*What is required*. Extract all lines that hold "tętno" from the records below.

──────────────────────────────

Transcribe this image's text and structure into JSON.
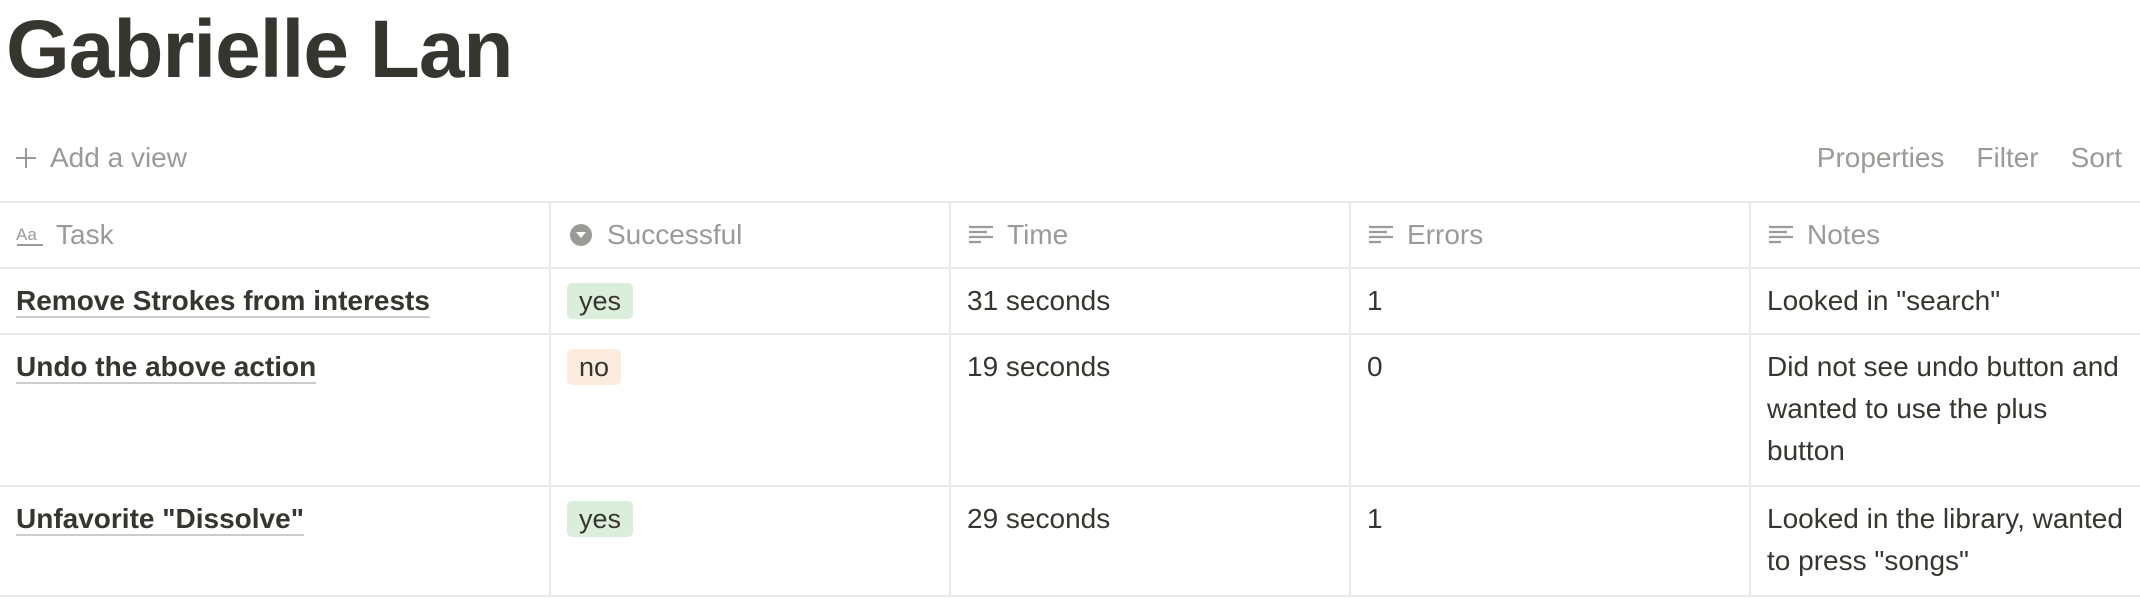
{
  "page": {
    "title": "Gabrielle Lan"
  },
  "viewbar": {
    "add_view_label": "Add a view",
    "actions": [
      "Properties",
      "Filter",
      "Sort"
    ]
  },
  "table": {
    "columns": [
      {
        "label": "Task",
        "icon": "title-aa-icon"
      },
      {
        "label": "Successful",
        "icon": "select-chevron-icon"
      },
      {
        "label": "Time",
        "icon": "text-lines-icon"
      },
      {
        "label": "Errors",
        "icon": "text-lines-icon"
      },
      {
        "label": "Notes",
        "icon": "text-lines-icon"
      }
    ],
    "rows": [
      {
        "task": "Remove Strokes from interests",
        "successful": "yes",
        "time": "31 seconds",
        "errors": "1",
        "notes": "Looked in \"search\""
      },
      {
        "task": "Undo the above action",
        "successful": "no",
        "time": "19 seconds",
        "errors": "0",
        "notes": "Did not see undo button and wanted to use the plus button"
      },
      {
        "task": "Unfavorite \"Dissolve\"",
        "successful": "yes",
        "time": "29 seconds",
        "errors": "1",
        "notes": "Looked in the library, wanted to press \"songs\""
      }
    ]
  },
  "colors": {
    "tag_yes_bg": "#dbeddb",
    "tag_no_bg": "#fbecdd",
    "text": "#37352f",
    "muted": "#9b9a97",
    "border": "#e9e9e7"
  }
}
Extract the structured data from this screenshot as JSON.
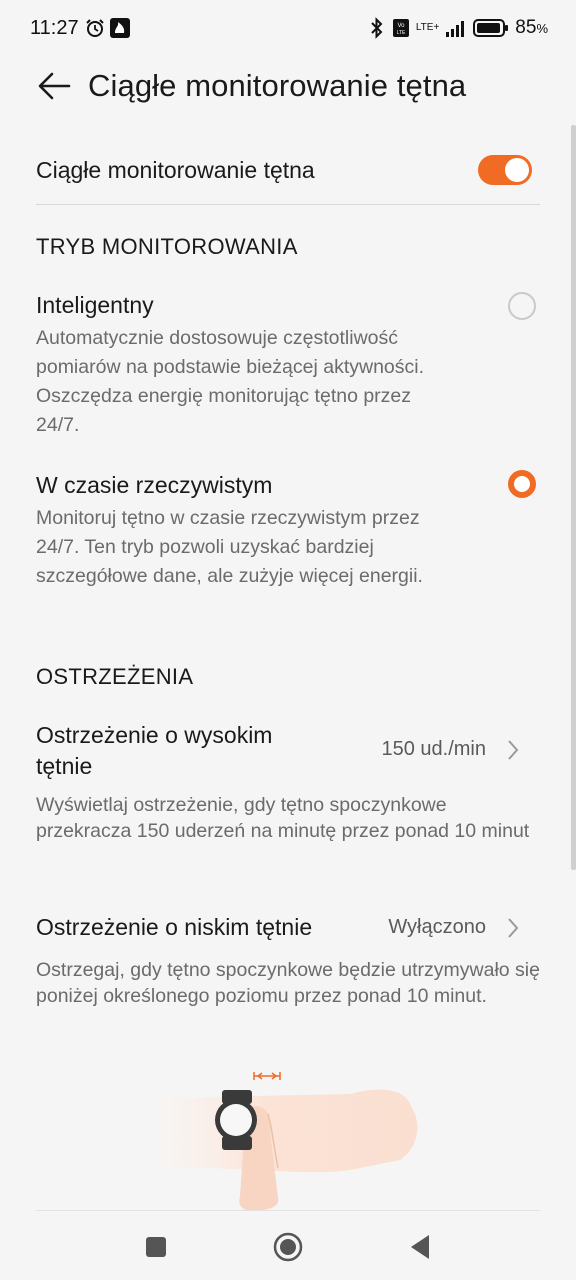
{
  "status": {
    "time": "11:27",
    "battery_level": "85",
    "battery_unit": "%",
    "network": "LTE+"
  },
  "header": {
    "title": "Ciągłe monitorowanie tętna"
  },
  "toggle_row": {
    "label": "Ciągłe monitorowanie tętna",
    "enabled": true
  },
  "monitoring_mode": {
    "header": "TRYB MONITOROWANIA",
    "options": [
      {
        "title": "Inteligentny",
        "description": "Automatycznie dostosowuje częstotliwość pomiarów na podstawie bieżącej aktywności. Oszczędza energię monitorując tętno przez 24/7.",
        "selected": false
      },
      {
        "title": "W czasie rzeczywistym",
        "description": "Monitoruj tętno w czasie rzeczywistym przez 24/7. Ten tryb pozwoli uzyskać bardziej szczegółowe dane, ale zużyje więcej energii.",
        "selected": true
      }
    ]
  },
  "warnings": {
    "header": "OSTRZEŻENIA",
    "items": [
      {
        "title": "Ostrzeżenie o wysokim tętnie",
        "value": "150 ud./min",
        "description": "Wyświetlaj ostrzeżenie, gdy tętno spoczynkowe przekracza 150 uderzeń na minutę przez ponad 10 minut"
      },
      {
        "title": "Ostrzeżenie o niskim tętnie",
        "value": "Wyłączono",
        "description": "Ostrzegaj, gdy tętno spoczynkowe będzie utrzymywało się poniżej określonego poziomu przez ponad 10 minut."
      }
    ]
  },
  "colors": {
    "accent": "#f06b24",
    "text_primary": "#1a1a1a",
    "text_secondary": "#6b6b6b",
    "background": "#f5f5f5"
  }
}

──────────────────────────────

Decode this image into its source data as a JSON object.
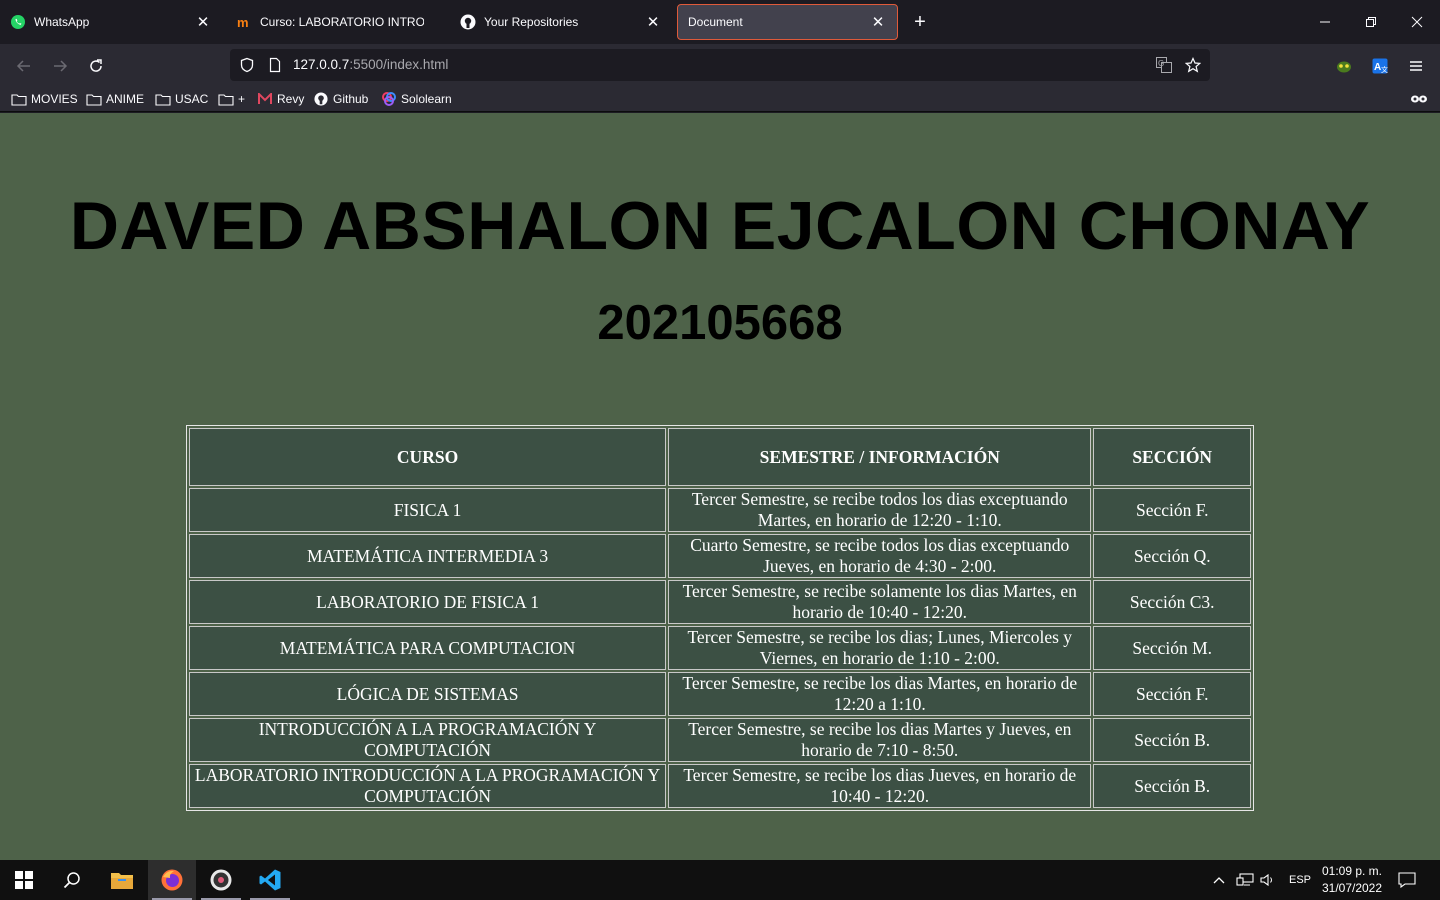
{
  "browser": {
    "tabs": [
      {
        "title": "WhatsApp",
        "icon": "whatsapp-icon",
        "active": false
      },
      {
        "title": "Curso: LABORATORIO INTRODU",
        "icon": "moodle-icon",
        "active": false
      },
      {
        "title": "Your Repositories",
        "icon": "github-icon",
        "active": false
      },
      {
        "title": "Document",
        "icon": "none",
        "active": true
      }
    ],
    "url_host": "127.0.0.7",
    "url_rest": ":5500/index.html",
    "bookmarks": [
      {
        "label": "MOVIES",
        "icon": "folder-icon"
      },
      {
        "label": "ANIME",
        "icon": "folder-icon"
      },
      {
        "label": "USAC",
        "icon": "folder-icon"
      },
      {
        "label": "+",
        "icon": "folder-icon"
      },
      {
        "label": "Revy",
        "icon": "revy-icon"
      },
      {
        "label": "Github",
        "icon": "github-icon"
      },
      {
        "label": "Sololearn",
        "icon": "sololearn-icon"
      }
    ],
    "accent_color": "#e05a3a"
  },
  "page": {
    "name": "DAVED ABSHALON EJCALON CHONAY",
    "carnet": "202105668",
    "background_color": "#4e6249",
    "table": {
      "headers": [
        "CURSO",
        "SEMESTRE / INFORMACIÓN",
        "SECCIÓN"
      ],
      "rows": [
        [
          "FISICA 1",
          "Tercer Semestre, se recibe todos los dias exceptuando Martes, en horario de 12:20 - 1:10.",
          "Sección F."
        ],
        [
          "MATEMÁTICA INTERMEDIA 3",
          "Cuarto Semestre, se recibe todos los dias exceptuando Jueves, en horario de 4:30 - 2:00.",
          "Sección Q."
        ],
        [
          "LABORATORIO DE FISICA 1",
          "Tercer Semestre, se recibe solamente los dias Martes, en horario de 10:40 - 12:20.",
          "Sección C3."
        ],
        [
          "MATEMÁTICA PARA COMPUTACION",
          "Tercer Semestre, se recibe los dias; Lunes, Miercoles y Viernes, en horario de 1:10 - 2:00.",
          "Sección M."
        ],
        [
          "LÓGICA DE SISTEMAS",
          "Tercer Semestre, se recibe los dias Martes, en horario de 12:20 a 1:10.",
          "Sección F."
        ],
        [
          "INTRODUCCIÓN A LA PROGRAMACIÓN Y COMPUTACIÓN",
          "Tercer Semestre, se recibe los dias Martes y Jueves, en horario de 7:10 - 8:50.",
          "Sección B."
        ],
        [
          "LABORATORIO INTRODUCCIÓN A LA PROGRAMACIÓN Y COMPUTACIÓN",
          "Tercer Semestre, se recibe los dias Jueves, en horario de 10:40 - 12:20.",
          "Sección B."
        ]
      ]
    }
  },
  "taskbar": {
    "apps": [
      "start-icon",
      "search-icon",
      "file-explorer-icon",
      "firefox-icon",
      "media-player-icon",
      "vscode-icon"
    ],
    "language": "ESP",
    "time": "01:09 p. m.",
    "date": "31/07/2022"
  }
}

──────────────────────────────

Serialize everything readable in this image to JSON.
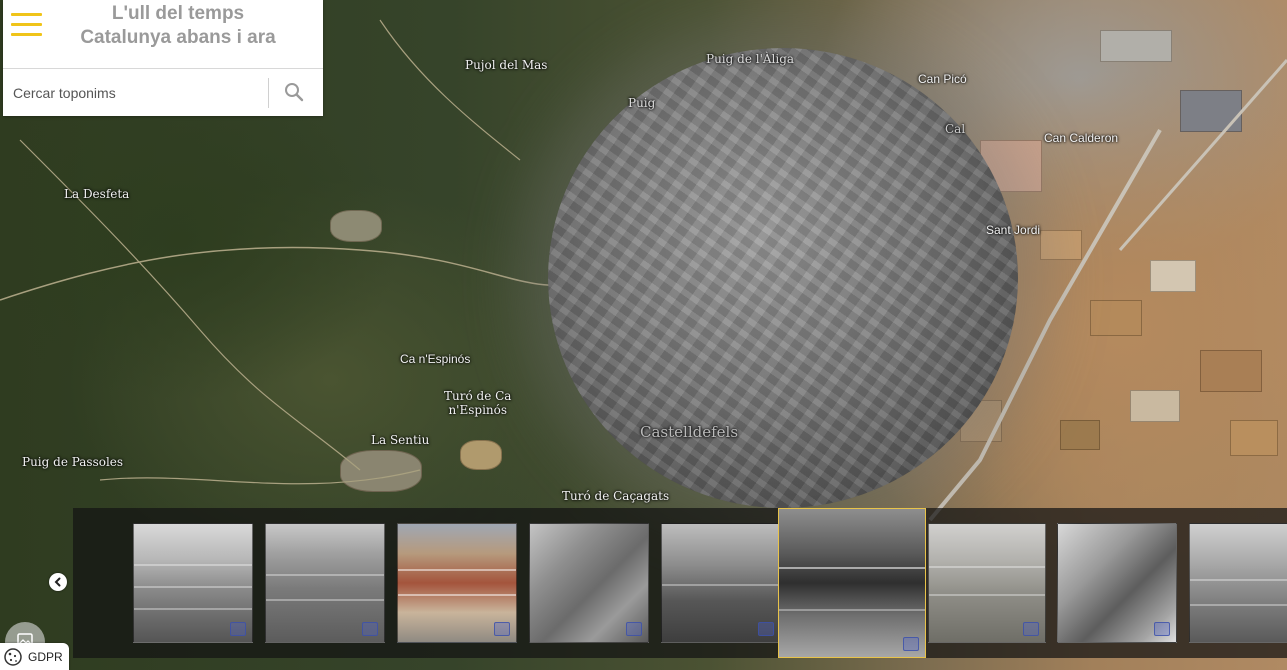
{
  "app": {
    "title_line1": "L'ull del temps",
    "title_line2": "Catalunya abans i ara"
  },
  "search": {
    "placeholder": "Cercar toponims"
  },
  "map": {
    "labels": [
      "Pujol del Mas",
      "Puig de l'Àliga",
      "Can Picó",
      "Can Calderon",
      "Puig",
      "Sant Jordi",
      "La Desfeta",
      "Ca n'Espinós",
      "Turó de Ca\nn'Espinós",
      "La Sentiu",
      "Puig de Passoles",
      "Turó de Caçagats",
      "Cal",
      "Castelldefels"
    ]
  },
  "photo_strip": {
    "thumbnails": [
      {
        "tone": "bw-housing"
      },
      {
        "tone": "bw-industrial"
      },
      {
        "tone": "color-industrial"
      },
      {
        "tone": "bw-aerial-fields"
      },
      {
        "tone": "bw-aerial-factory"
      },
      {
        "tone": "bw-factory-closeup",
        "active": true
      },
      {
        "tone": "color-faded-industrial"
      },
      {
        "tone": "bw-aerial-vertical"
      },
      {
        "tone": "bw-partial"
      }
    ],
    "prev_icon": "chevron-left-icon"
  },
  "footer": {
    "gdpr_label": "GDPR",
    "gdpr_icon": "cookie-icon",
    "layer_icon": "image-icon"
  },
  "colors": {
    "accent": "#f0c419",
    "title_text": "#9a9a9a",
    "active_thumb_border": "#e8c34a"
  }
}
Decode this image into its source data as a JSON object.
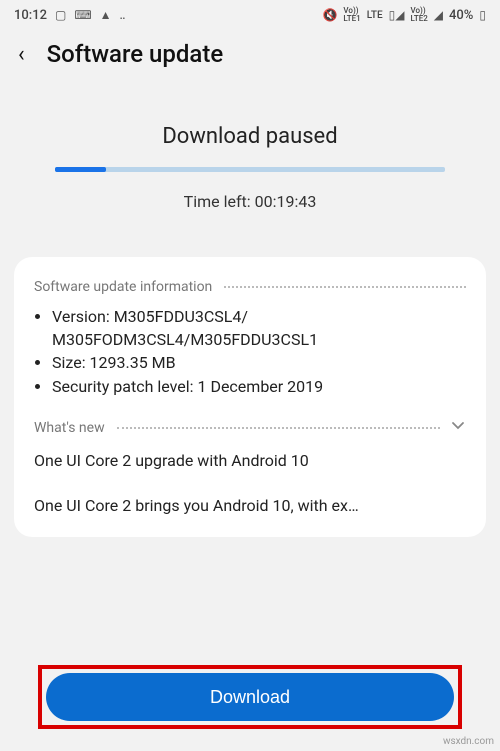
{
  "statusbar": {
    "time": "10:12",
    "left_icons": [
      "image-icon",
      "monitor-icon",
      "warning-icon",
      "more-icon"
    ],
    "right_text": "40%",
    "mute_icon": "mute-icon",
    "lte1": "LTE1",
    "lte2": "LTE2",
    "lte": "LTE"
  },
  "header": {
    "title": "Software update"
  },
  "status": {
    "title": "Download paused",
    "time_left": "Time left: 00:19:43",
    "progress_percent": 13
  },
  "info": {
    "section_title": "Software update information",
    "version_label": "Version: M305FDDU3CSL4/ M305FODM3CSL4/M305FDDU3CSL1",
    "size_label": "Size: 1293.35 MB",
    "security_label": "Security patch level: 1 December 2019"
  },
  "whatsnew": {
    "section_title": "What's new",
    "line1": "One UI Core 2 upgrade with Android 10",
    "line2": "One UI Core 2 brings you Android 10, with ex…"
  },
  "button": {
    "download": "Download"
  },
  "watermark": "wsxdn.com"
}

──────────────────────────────

*Completed exercise*.
        "description": "Automatycznie dostosowuje częstotliwość pomiarów na podstawie bieżącej aktywności. Oszczędza energię monitorując tętno przez 24/7.",
        "description": "Monitoruj tętno w czasie rzeczywistym przez 24/7. Ten tryb pozwoli uzyskać bardziej szczegółowe dane, ale zużyje więcej energii.",
        "description": "Wyświetlaj ostrzeżenie, gdy tętno spoczynkowe przekracza 150 uderzeń na minutę przez ponad 10 minut"
        "description": "Ostrzegaj, gdy tętno spoczynkowe będzie utrzymywało się poniżej określonego poziomu przez ponad 10 minut."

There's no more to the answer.